*** Data under study ***

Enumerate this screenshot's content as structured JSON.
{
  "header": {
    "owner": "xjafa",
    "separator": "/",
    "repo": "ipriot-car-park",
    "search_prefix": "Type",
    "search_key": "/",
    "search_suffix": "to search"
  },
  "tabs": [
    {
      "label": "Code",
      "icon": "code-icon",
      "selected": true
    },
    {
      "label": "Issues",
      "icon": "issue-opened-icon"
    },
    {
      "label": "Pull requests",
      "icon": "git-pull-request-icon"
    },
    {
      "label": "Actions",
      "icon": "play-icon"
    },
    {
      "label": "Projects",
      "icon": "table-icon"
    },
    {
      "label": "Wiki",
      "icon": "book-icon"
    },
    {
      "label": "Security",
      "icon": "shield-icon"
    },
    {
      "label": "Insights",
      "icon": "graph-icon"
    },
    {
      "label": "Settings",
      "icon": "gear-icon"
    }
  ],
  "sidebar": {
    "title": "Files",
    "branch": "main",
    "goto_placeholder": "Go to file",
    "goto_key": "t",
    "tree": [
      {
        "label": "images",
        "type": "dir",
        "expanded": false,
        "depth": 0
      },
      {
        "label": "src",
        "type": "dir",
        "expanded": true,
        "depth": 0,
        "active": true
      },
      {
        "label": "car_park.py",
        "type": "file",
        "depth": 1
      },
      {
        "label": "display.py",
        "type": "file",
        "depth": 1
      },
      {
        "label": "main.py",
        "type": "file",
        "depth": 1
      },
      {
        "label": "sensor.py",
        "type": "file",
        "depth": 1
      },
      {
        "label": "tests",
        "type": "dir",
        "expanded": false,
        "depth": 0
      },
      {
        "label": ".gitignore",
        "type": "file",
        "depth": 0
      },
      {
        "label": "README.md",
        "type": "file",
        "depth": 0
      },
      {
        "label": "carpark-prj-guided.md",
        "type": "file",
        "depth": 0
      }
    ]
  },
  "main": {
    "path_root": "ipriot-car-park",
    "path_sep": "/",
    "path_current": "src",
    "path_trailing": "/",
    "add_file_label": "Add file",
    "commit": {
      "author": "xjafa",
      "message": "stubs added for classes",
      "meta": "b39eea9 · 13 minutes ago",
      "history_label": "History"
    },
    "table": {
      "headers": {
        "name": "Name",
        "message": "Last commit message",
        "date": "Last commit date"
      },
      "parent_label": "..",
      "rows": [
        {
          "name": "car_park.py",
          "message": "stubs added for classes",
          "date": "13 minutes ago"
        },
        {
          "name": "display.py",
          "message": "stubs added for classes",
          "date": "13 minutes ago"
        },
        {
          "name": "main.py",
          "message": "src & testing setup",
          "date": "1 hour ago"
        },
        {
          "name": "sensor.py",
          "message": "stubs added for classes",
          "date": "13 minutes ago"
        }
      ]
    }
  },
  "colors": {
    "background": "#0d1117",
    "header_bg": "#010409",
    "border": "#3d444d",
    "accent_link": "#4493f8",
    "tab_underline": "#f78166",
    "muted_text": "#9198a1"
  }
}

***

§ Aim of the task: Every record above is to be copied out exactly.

§ Response to the exercise:
Enumerate this screenshot's content as structured JSON.
{
  "header": {
    "owner": "xjafa",
    "separator": "/",
    "repo": "ipriot-car-park",
    "search_prefix": "Type",
    "search_key": "/",
    "search_suffix": "to search"
  },
  "tabs": [
    {
      "label": "Code",
      "icon": "code-icon",
      "selected": true
    },
    {
      "label": "Issues",
      "icon": "issue-opened-icon"
    },
    {
      "label": "Pull requests",
      "icon": "git-pull-request-icon"
    },
    {
      "label": "Actions",
      "icon": "play-icon"
    },
    {
      "label": "Projects",
      "icon": "table-icon"
    },
    {
      "label": "Wiki",
      "icon": "book-icon"
    },
    {
      "label": "Security",
      "icon": "shield-icon"
    },
    {
      "label": "Insights",
      "icon": "graph-icon"
    },
    {
      "label": "Settings",
      "icon": "gear-icon"
    }
  ],
  "sidebar": {
    "title": "Files",
    "branch": "main",
    "goto_placeholder": "Go to file",
    "goto_key": "t",
    "tree": [
      {
        "label": "images",
        "type": "dir",
        "expanded": false,
        "depth": 0
      },
      {
        "label": "src",
        "type": "dir",
        "expanded": true,
        "depth": 0,
        "active": true
      },
      {
        "label": "car_park.py",
        "type": "file",
        "depth": 1
      },
      {
        "label": "display.py",
        "type": "file",
        "depth": 1
      },
      {
        "label": "main.py",
        "type": "file",
        "depth": 1
      },
      {
        "label": "sensor.py",
        "type": "file",
        "depth": 1
      },
      {
        "label": "tests",
        "type": "dir",
        "expanded": false,
        "depth": 0
      },
      {
        "label": ".gitignore",
        "type": "file",
        "depth": 0
      },
      {
        "label": "README.md",
        "type": "file",
        "depth": 0
      },
      {
        "label": "carpark-prj-guided.md",
        "type": "file",
        "depth": 0
      }
    ]
  },
  "main": {
    "path_root": "ipriot-car-park",
    "path_sep": "/",
    "path_current": "src",
    "path_trailing": "/",
    "add_file_label": "Add file",
    "commit": {
      "author": "xjafa",
      "message": "stubs added for classes",
      "meta": "b39eea9 · 13 minutes ago",
      "history_label": "History"
    },
    "table": {
      "headers": {
        "name": "Name",
        "message": "Last commit message",
        "date": "Last commit date"
      },
      "parent_label": "..",
      "rows": [
        {
          "name": "car_park.py",
          "message": "stubs added for classes",
          "date": "13 minutes ago"
        },
        {
          "name": "display.py",
          "message": "stubs added for classes",
          "date": "13 minutes ago"
        },
        {
          "name": "main.py",
          "message": "src & testing setup",
          "date": "1 hour ago"
        },
        {
          "name": "sensor.py",
          "message": "stubs added for classes",
          "date": "13 minutes ago"
        }
      ]
    }
  },
  "colors": {
    "background": "#0d1117",
    "header_bg": "#010409",
    "border": "#3d444d",
    "accent_link": "#4493f8",
    "tab_underline": "#f78166",
    "muted_text": "#9198a1"
  }
}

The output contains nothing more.